There are roughly 3,000 churches in West Virginia. "Churches can be an important part of the answer to our health problems," he said. "It's got me thinking how we could spread this statewide."
Here's how they do it
When it's too cold to walk outside, the Little Dove walkers do laps around the basement fellowship room instead. "Thirty-two times around is a mile," Thompson said.
"We aren't doing this so we can be good-looking," Pastor Maynard said. "We're doing it so we can feel better and see our grandkids grow up. Enjoy the life God gave us."
Surrounded by junk-food ads, with no gym, they're learning how to protect themselves anyhow.

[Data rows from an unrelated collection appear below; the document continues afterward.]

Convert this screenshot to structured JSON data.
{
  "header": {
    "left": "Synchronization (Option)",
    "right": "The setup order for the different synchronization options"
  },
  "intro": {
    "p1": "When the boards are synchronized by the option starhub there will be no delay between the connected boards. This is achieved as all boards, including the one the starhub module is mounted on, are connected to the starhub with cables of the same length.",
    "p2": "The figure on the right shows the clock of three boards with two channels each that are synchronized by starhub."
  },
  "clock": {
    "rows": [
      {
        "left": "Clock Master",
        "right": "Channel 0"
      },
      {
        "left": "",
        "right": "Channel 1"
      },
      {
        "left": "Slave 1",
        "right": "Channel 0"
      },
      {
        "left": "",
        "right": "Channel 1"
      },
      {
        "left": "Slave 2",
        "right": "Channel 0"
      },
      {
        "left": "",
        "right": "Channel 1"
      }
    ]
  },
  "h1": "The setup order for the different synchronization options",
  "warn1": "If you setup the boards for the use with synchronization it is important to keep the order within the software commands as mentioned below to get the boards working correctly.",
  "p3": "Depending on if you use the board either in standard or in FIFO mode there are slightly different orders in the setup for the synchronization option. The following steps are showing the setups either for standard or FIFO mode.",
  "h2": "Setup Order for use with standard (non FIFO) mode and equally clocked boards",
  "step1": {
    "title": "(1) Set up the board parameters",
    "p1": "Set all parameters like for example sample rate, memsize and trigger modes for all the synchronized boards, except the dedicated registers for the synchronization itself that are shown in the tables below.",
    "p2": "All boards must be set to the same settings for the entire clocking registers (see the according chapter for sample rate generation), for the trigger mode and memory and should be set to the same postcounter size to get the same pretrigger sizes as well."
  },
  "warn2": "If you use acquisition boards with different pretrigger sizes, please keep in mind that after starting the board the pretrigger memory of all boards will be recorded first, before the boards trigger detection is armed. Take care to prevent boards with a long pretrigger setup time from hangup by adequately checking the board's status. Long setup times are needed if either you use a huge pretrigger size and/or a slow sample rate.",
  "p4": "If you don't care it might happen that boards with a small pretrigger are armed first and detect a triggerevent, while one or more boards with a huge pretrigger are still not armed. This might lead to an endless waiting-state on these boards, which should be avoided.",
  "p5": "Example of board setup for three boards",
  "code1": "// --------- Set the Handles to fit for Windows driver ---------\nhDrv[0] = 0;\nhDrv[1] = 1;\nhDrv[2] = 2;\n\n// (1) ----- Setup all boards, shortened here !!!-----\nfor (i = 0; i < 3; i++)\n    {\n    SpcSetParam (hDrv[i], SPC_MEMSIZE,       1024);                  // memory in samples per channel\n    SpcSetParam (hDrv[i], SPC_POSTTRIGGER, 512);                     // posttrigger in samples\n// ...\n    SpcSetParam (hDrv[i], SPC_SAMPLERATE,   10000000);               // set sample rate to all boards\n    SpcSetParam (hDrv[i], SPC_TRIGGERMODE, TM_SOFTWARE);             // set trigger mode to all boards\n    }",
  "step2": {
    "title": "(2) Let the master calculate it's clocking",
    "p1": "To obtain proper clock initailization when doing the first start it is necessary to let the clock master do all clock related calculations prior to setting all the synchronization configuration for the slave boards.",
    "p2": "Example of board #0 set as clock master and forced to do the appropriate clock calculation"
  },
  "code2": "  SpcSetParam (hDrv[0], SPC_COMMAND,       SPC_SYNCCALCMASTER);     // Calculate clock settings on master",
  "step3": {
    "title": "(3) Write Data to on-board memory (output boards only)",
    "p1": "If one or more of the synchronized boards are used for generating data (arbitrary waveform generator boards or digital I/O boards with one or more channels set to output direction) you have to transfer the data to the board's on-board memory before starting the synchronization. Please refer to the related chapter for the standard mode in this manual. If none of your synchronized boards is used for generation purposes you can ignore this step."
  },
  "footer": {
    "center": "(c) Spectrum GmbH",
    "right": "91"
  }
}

A typical session: At about 6 p.m., they pull into the parking lot and drift inside in sweatshirts and running shoes, hugging and weighing in, joking and checking blood pressures. "If you take those shoes off, you'll weigh less" somebody says. "I want you to look at how loose my pants are!" someone else says.
"Fellowship is the glue that holds it together," Pastor Maynard said. "We call it Fitness and Fellowship."
Mostly in their 50s and 60s, they pray and stretch, do knee bends, waist twists and leg lifts, and then start walking.
Ninety-year-old Arva Reynolds troops along, her Lifeline Rescue button hanging around her neck. People like to tease her about the time she pushed the button to find out if it would work, and a bunch of firemen arrived at her house. "I just wanted to see if I could get me a man," she said, shrugging. Everyone laughed.
They walk after Wednesday night church, too. That's three nights a week. Most exercise on their own, too.
Since May, they've shed several hundred pounds, collectively, and drastically lowered their blood pressure and sugar, fellowshipping and laughing all the way. "Others can see how well it's working," Pastor Maynard said. New people keep joining, he said, including some who don't attend Little Dove.
In the fall, a church member led them in the Arthritis Foundation's five-week "Walk with Ease" stretching program. "We still use lot of those exercises," Maynard said. They use others they got from Dr. Oz on TV.
"It goes by quick when you have people to talk with!" Beulah Davis said.
"We fellowship before and after we walk," Maynard said. "Lots of nights, we'll be here another hour, telling stories, laughing, praying, trading recipes and Bible health trivia, solving problems.
"We trade healthy recipes we find on the Internet, or sometimes tell how we changed a recipe to make it healthier," he added.
"We try to apply what we've learned at church dinners. We bring healthier dishes, grilled chicken instead of fried, vegetable dishes, what have you. We're still Baptists, and Baptists like to eat, but we've got choices at the dinners now."
"This has been good for the church. It's brought us all a lot closer," Thompson said. "We're taking care of each other. That makes you close."
"The fellowship keeps them coming back, the way they support and care for each other," Marcum said. If they had to exercise on their own, many probably wouldn't, she said.
"If people from another church want to do this, they should feel free to contact me," Pastor Maynard said.
The Little Dove program is taking a break for Christmas, he said, but come 2013, "We'll be walking again. This isn't a fad. It's lifestyle change."
Reach Kate Long at katel...@wvgazette.com or 304-348-1798.